Hassan Hajjaj, considered "the andy warhol of Morocco," paints a more complex vision of contemporary Islamic gender roles

Following up on his stereotype-shattering photography series 'Kesh Angels' which depicts the girl biker gangs of Marakesh, the Artist Hassan Hajjaj spent time documenting "A Day In The Life Of Karima: A Henna Girl". The Marrakesh-set documentary follows Hajjaj's favorite 'Kesh Angel' character: Karima who is a mother, wife, artist, henna artist, local icon and graduate of what he calls "Jamaa Fena: the university of street life". Known for breezing through Marrakesh on her bike with her vibrant veils and textile abayas and djabellas fluttering in her wake, Karima is also a normal woman who works eight or ten hours a day. Though his film Hajjaj paints a more complex vision of contemporary Islamic gender roles. 

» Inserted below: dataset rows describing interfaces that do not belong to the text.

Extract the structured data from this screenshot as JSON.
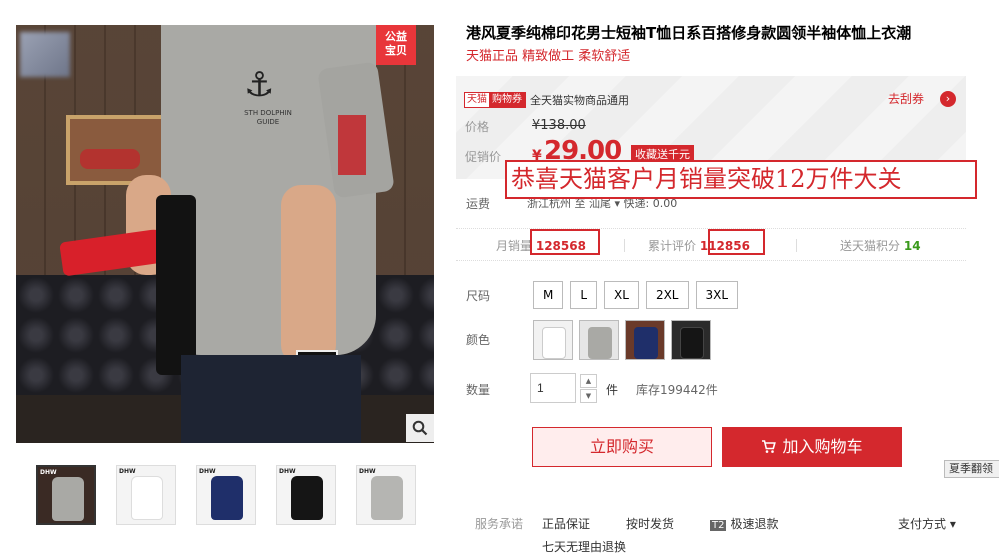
{
  "product": {
    "title": "港风夏季纯棉印花男士短袖T恤日系百搭修身款圆领半袖体恤上衣潮",
    "subtitle": "天猫正品 精致做工 柔软舒适",
    "charity_badge": "公益\n宝贝",
    "print_text": "STH DOLPHIN GUIDE"
  },
  "coupon": {
    "tag_left": "天猫",
    "tag_right": "购物券",
    "text": "全天猫实物商品通用",
    "action": "去刮券"
  },
  "price": {
    "orig_label": "价格",
    "orig_value": "¥138.00",
    "promo_label": "促销价",
    "currency": "¥",
    "promo_value": "29.00",
    "fav_tag": "收藏送千元"
  },
  "overlay_text": "恭喜天猫客户月销量突破12万件大关",
  "shipping": {
    "label": "运费",
    "value": "浙江杭州 至 汕尾 ▾  快递: 0.00"
  },
  "stats": {
    "monthly_label": "月销量",
    "monthly_value": "128568",
    "reviews_label": "累计评价",
    "reviews_value": "112856",
    "points_label": "送天猫积分",
    "points_value": "14"
  },
  "options": {
    "size_label": "尺码",
    "sizes": [
      "M",
      "L",
      "XL",
      "2XL",
      "3XL"
    ],
    "color_label": "颜色",
    "qty_label": "数量",
    "qty_value": "1",
    "qty_unit": "件",
    "stock": "库存199442件"
  },
  "actions": {
    "buy_now": "立即购买",
    "add_cart": "加入购物车"
  },
  "side_tab": "夏季翻领",
  "promise": {
    "label": "服务承诺",
    "items": [
      "正品保证",
      "按时发货",
      "极速退款",
      "七天无理由退换"
    ],
    "t2": "T2",
    "pay": "支付方式 ▾"
  },
  "colors": {
    "accent": "#d4282d",
    "shirt_grey": "#a9a9a5",
    "shirt_white": "#f2f2f2",
    "shirt_navy": "#1f2f6a",
    "shirt_black": "#151515"
  }
}
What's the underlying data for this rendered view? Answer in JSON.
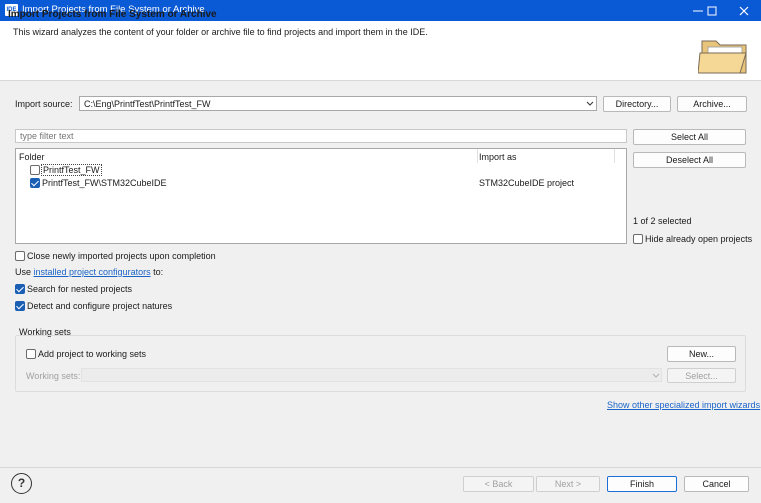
{
  "window": {
    "app_icon_text": "IDE",
    "title": "Import Projects from File System or Archive",
    "minimize_icon": "minimize-icon",
    "maximize_icon": "maximize-icon",
    "close_icon": "close-icon"
  },
  "header": {
    "title": "Import Projects from File System or Archive",
    "description": "This wizard analyzes the content of your folder or archive file to find projects and import them in the IDE.",
    "graphic_icon": "open-folder-icon"
  },
  "import_source": {
    "label": "Import source:",
    "value": "C:\\Eng\\PrintfTest\\PrintfTest_FW",
    "directory_label": "Directory...",
    "archive_label": "Archive..."
  },
  "filter": {
    "placeholder": "type filter text"
  },
  "table": {
    "columns": [
      "Folder",
      "Import as"
    ],
    "rows": [
      {
        "folder": "PrintfTest_FW",
        "import_as": "",
        "checked": false
      },
      {
        "folder": "PrintfTest_FW\\STM32CubeIDE",
        "import_as": "STM32CubeIDE project",
        "checked": true
      }
    ]
  },
  "side": {
    "select_all_label": "Select All",
    "deselect_all_label": "Deselect All",
    "selection_count": "1 of 2 selected",
    "hide_open_label": "Hide already open projects"
  },
  "options": {
    "close_imported_label": "Close newly imported projects upon completion",
    "use_prefix": "Use ",
    "configurators_link": "installed project configurators",
    "use_suffix": " to:",
    "search_nested_label": "Search for nested projects",
    "detect_natures_label": "Detect and configure project natures"
  },
  "working_sets": {
    "group_label": "Working sets",
    "add_label": "Add project to working sets",
    "new_label": "New...",
    "sets_label": "Working sets:",
    "select_label": "Select..."
  },
  "specialized_link": "Show other specialized import wizards",
  "footer": {
    "help_icon_text": "?",
    "back_label": "< Back",
    "next_label": "Next >",
    "finish_label": "Finish",
    "cancel_label": "Cancel"
  },
  "colors": {
    "titlebar": "#0a5ad6",
    "link": "#1a64c8",
    "checkbox_checked": "#1a5fb4"
  }
}
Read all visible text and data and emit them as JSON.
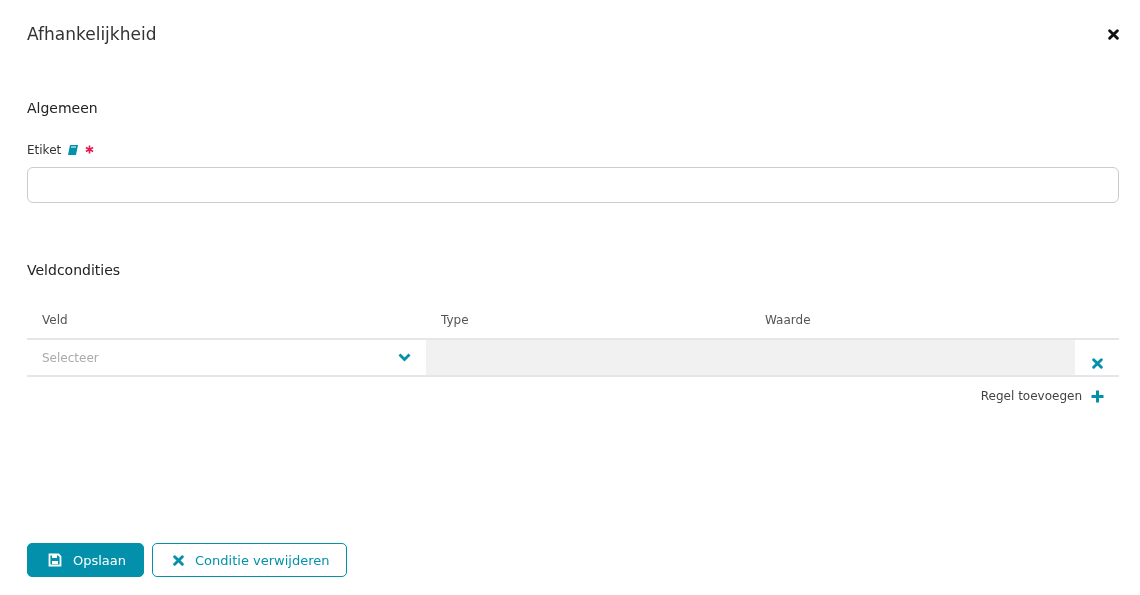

The film premiered at the Los Angeles Contemporary Museum of Art, and has also been screened at Pompidou in Paris, Art Basel Switzerland, the British Museum of London, and the Memphis Brook Museum.

Share on Facebook • Share on Twitter • Share on Google 



Director/Producer: Hassan Hajjaj
Editing: Pete Stern
Music: Gnawa Impulse, Komy Sociologie
Visual Effects: Pat Darrin


Year: 2015
Length: 72 min
Language: Arabic, English subtitles
Country: Morocco


Along a river, a shy 13 years-old-girl, Selam, encounters a couple having sex in what seems to be an ordinary morning. Upset, she tries to focus on what she was doing when the couple joins separately the river to bathe. She cannot make herself stop starring at the irresistible naked body of the man. She starts to look at everything with her new eyes, turning everything and everyone into sexual objects. She gets jealous of the woman who did sex, her neighbour, who seems to own everything that Selam does not have: the body and curves of a woman who draws all men’s attention and sexuality. She foresees her rising sexual life and her place as a woman.

About Hassan

A photographer, designer, and filmmaker, Hassan Hajjaj is one of Morocco’s preeminent international artists, sometimes called his native country’s answer to Andy Warhol. Entirely self-taught and influenced by a mix of London’s hip-hop and reggae scenes and his North African heritage, Hajjaj has a diverse practice that includes portraiture, installation, performance, fashion, and furniture design. He is best known for his photography, a medium he turned to in the late 1980s and in which he draws influence from Pop Art, fashion photography, and the studio work of Malick Sidibe. His recent work centers on “rockstars,” capturing a range of international musicians and performers in exquisitely composed, radically ornate portraits (and in a film that debuted at LACMA).